DIRECTIONS | When you repeat the listing below, keep every word exactly and leave out each picture.
_ _ _ _ _
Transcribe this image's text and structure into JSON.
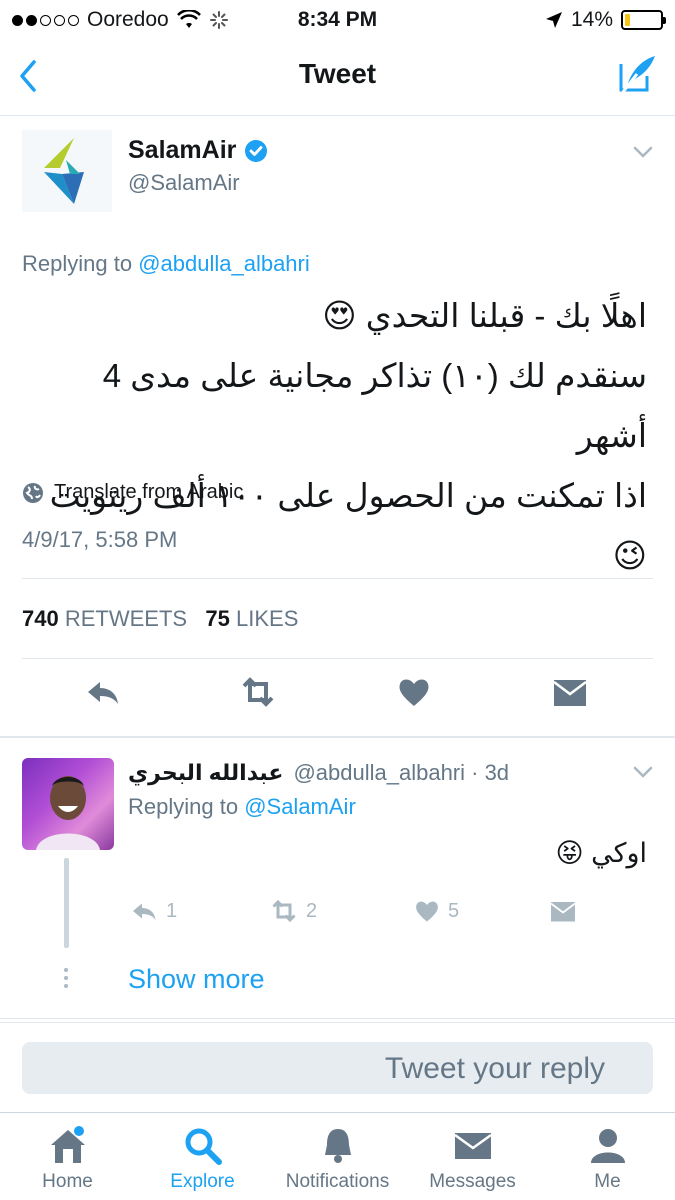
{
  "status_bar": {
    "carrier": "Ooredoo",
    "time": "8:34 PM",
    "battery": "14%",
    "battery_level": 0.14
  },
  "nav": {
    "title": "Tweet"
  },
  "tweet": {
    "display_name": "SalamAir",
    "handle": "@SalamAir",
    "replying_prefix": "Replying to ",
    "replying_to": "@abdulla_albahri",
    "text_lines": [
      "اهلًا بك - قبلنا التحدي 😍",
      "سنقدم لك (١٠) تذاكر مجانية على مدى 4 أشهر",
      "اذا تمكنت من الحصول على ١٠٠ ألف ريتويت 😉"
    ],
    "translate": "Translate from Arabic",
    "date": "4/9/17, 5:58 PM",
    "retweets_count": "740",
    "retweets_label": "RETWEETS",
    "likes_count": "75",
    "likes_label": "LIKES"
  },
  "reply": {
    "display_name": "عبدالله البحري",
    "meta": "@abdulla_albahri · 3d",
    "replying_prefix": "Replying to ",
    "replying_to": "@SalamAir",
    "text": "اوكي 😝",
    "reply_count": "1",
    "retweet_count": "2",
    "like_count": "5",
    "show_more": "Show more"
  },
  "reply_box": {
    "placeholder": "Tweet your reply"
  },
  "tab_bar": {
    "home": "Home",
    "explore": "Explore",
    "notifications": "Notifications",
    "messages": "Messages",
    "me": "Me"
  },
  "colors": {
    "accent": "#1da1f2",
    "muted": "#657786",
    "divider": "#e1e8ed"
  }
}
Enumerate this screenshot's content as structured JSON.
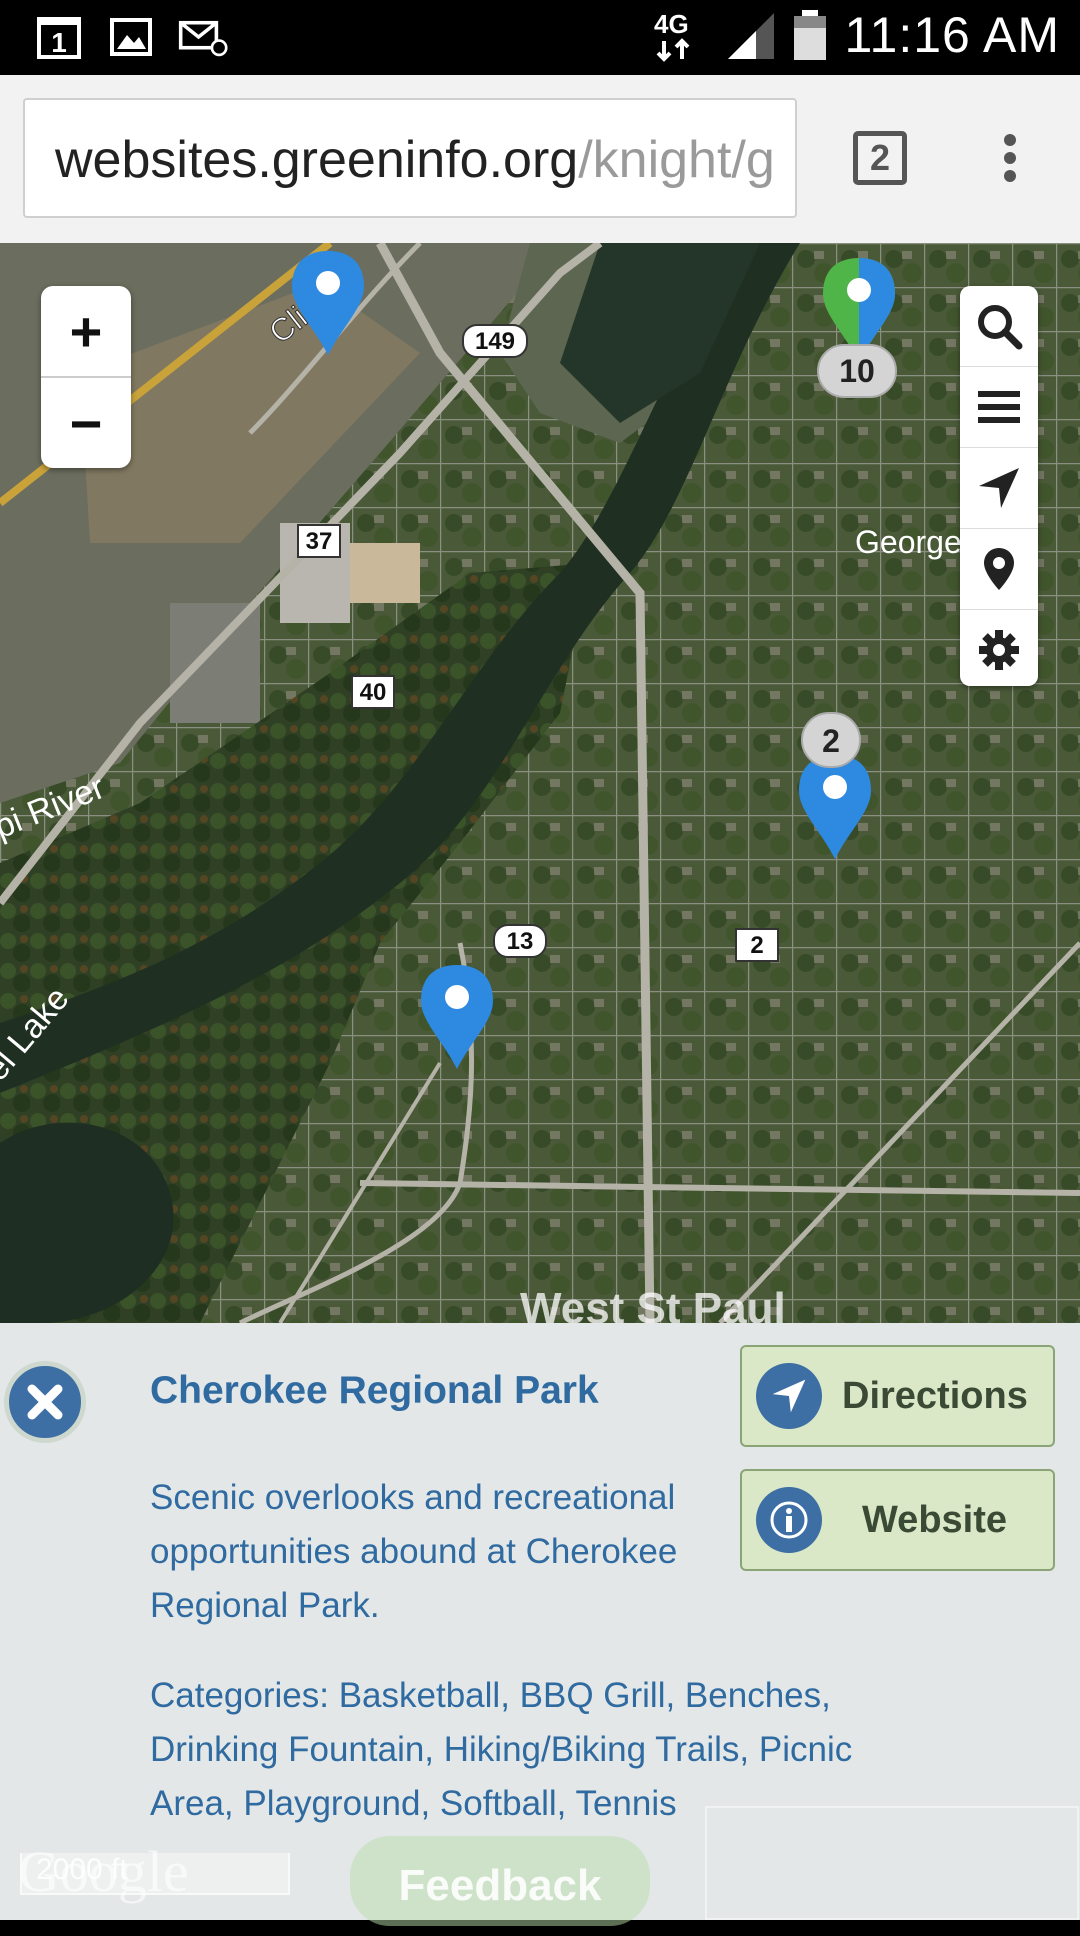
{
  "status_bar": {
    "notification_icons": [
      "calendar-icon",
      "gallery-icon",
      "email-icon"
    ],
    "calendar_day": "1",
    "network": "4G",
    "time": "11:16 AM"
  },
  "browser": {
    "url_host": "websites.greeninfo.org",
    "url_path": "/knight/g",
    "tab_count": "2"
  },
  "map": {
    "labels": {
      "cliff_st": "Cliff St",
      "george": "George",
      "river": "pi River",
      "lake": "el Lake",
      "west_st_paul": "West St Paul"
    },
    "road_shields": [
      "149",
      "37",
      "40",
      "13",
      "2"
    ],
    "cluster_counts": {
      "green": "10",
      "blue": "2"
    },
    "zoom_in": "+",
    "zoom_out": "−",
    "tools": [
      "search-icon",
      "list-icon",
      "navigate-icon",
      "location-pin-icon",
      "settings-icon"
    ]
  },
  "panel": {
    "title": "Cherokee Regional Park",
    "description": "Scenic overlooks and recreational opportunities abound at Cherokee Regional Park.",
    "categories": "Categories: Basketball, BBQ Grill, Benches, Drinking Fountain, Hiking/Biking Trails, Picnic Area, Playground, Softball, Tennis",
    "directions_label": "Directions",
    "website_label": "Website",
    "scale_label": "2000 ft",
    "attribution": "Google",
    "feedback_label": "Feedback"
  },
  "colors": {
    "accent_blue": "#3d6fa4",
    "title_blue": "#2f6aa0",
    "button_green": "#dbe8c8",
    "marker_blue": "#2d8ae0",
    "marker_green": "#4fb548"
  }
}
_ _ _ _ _
ANSWER AREA |
Transcribe this image's text and structure into JSON.
{
  "status_bar": {
    "carrier": "Ooredoo",
    "time": "8:34 PM",
    "battery": "14%",
    "battery_level": 0.14
  },
  "nav": {
    "title": "Tweet"
  },
  "tweet": {
    "display_name": "SalamAir",
    "handle": "@SalamAir",
    "replying_prefix": "Replying to ",
    "replying_to": "@abdulla_albahri",
    "text_lines": [
      "اهلًا بك - قبلنا التحدي 😍",
      "سنقدم لك (١٠) تذاكر مجانية على مدى 4 أشهر",
      "اذا تمكنت من الحصول على ١٠٠ ألف ريتويت 😉"
    ],
    "translate": "Translate from Arabic",
    "date": "4/9/17, 5:58 PM",
    "retweets_count": "740",
    "retweets_label": "RETWEETS",
    "likes_count": "75",
    "likes_label": "LIKES"
  },
  "reply": {
    "display_name": "عبدالله البحري",
    "meta": "@abdulla_albahri · 3d",
    "replying_prefix": "Replying to ",
    "replying_to": "@SalamAir",
    "text": "اوكي 😝",
    "reply_count": "1",
    "retweet_count": "2",
    "like_count": "5",
    "show_more": "Show more"
  },
  "reply_box": {
    "placeholder": "Tweet your reply"
  },
  "tab_bar": {
    "home": "Home",
    "explore": "Explore",
    "notifications": "Notifications",
    "messages": "Messages",
    "me": "Me"
  },
  "colors": {
    "accent": "#1da1f2",
    "muted": "#657786",
    "divider": "#e1e8ed"
  }
}
Enumerate this screenshot's content as structured JSON.
{
  "status_bar": {
    "notification_icons": [
      "calendar-icon",
      "gallery-icon",
      "email-icon"
    ],
    "calendar_day": "1",
    "network": "4G",
    "time": "11:16 AM"
  },
  "browser": {
    "url_host": "websites.greeninfo.org",
    "url_path": "/knight/g",
    "tab_count": "2"
  },
  "map": {
    "labels": {
      "cliff_st": "Cliff St",
      "george": "George",
      "river": "pi River",
      "lake": "el Lake",
      "west_st_paul": "West St Paul"
    },
    "road_shields": [
      "149",
      "37",
      "40",
      "13",
      "2"
    ],
    "cluster_counts": {
      "green": "10",
      "blue": "2"
    },
    "zoom_in": "+",
    "zoom_out": "−",
    "tools": [
      "search-icon",
      "list-icon",
      "navigate-icon",
      "location-pin-icon",
      "settings-icon"
    ]
  },
  "panel": {
    "title": "Cherokee Regional Park",
    "description": "Scenic overlooks and recreational opportunities abound at Cherokee Regional Park.",
    "categories": "Categories: Basketball, BBQ Grill, Benches, Drinking Fountain, Hiking/Biking Trails, Picnic Area, Playground, Softball, Tennis",
    "directions_label": "Directions",
    "website_label": "Website",
    "scale_label": "2000 ft",
    "attribution": "Google",
    "feedback_label": "Feedback"
  },
  "colors": {
    "accent_blue": "#3d6fa4",
    "title_blue": "#2f6aa0",
    "button_green": "#dbe8c8",
    "marker_blue": "#2d8ae0",
    "marker_green": "#4fb548"
  }
}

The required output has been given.